¿Hablas Español? the agent asked. Half-asleep I nodded but missed the context of what she described. Cinco estrellas? (Five stars.) It turned out Aero Mexico was looking for volunteers to give up their seats in exchange for a hotel in Quito, transfers, and a free round trip ticket to South America.
I hesitated for about three seconds, wondering if I could reach my happy house sitters. With one more day, I could go to Otavalo or up the TeleferiQo or to Guápulo, and try a few of the restaurants I'd just heard about.
Please, I said, dreaming. Pick me.
They put me on a list along with a bunch of other hopefuls. Eventually they called my name (pick me! a Skymiles member for a million years) only to say they'd had enough no shows, and I would be leaving in half an hour as planned.
Only yesterday I was feeling homesick, nesting at La Casa Amarilla between sightseeing, slowly reengaging with the life I left behind three weeks ago. It feels like I've been away much longer. More than two months since I watched dolphins frolic on Carmel Beach at sunset New Year's Day.
When I bought my ticket to Ecuador over Christmas I had not yet quit my job or trained for a half marathon. I wanted change, to regain my balance, my sense of equanimity. And where better than at the center of the world: 0 0 0, mas o menos.
Turns out I'm a terrible hiker, not that that stopped me. I learned just enough about Ecuadorean history and politics (Crudo Ecuador) and birding to be dangerous. Despite compliments from taxi drivers, my Spanish vocabulary is voluminous but grammar atrocious. Altitude makes me babble and stumble. And yet…
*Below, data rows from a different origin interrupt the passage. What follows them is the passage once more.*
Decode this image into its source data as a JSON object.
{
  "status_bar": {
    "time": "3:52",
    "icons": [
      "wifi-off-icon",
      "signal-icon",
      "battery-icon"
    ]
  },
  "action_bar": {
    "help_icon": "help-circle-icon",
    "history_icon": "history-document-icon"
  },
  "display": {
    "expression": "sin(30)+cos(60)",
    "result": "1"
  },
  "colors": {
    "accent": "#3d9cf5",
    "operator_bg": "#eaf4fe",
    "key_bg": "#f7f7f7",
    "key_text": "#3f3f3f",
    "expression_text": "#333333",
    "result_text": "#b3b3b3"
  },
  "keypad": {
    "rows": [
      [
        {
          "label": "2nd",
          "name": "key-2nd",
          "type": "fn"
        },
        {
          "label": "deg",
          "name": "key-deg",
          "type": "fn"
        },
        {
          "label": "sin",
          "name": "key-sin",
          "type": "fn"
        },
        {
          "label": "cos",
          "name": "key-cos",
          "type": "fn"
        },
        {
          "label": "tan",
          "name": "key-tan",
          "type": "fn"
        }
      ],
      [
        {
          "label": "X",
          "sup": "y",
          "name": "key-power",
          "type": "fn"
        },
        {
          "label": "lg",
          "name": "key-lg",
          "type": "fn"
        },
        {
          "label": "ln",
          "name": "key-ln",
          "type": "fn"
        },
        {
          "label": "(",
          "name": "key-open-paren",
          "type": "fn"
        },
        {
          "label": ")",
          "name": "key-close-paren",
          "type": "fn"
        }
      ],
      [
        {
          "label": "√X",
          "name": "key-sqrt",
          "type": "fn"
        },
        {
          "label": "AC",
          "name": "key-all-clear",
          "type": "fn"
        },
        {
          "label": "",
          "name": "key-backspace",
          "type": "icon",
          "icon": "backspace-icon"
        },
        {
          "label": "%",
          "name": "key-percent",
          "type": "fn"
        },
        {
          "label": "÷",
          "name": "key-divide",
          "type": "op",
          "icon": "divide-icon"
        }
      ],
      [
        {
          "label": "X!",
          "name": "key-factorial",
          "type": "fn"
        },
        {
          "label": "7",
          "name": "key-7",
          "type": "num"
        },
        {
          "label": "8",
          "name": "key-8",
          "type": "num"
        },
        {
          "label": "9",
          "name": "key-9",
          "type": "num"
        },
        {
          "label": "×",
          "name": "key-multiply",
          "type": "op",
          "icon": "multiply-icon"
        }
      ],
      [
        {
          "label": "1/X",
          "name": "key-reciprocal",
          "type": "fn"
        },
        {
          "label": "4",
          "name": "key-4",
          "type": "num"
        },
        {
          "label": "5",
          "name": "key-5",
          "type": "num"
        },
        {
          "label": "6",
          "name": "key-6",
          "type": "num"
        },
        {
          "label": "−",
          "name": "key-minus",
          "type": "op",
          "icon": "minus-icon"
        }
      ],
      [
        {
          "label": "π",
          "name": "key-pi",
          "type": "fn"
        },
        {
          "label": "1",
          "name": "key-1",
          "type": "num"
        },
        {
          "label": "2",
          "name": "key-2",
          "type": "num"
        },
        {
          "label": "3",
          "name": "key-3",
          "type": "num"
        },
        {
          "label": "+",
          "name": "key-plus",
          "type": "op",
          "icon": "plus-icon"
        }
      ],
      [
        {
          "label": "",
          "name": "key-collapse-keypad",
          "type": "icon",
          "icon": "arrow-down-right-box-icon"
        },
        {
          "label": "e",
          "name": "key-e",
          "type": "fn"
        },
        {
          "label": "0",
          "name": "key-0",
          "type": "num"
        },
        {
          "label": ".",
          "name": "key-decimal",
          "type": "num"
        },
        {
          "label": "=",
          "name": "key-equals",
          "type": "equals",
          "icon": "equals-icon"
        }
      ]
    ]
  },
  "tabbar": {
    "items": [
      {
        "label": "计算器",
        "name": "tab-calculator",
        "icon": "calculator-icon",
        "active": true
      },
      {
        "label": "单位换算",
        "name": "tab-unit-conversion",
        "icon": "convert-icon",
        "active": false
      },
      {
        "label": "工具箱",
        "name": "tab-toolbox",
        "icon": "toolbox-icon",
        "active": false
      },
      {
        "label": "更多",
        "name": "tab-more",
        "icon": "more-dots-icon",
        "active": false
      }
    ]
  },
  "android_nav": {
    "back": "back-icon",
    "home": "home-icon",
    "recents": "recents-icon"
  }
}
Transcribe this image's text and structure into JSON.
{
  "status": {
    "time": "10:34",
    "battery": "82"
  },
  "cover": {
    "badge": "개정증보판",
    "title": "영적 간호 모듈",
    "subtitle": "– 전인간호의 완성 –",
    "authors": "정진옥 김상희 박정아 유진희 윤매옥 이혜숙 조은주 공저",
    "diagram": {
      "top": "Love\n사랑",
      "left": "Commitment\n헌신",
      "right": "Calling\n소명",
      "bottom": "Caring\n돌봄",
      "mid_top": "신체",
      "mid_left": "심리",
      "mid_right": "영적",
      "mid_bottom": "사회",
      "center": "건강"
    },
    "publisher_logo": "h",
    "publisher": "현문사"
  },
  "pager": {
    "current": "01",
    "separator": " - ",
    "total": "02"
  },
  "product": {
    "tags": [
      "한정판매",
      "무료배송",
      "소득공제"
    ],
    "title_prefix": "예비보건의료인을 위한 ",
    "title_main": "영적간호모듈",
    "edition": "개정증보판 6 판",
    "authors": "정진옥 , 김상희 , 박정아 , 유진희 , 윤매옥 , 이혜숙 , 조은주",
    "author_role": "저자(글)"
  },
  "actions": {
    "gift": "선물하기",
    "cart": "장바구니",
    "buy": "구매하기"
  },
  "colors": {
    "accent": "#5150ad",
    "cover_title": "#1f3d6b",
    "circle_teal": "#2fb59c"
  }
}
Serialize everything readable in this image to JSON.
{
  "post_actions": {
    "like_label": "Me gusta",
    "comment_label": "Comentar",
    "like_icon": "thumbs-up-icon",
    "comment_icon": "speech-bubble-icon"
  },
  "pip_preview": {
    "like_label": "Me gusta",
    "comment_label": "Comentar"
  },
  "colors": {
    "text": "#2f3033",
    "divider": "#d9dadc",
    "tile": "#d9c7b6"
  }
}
Drop me in the Andes, hot pink hair and all, and I made marvelous friends and, after a few missteps, found my way.
I like to think traveling brings out the best in me. I know this isn't always true.
But there's no substitute for leaving home with a passport, ATM card, and a smartphone for resetting the dial and remembering who you really are.
Ama la vida.